* **To do**
Every record must appear in the answer exactly as it stands.
:: Records provided ::
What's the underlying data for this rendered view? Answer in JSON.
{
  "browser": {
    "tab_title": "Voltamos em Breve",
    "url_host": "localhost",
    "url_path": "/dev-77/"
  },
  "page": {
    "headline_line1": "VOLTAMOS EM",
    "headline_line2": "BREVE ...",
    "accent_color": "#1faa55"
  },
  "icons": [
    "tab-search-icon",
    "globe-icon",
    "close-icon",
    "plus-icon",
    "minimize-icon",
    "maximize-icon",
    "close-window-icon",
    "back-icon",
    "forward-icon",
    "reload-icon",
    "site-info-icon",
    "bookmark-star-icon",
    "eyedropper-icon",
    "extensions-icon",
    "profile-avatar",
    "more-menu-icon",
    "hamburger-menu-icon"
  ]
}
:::
* **Problem solution**
What's the underlying data for this rendered view? Answer in JSON.
{
  "browser": {
    "tab_title": "Voltamos em Breve",
    "url_host": "localhost",
    "url_path": "/dev-77/"
  },
  "page": {
    "headline_line1": "VOLTAMOS EM",
    "headline_line2": "BREVE ...",
    "accent_color": "#1faa55"
  },
  "icons": [
    "tab-search-icon",
    "globe-icon",
    "close-icon",
    "plus-icon",
    "minimize-icon",
    "maximize-icon",
    "close-window-icon",
    "back-icon",
    "forward-icon",
    "reload-icon",
    "site-info-icon",
    "bookmark-star-icon",
    "eyedropper-icon",
    "extensions-icon",
    "profile-avatar",
    "more-menu-icon",
    "hamburger-menu-icon"
  ]
}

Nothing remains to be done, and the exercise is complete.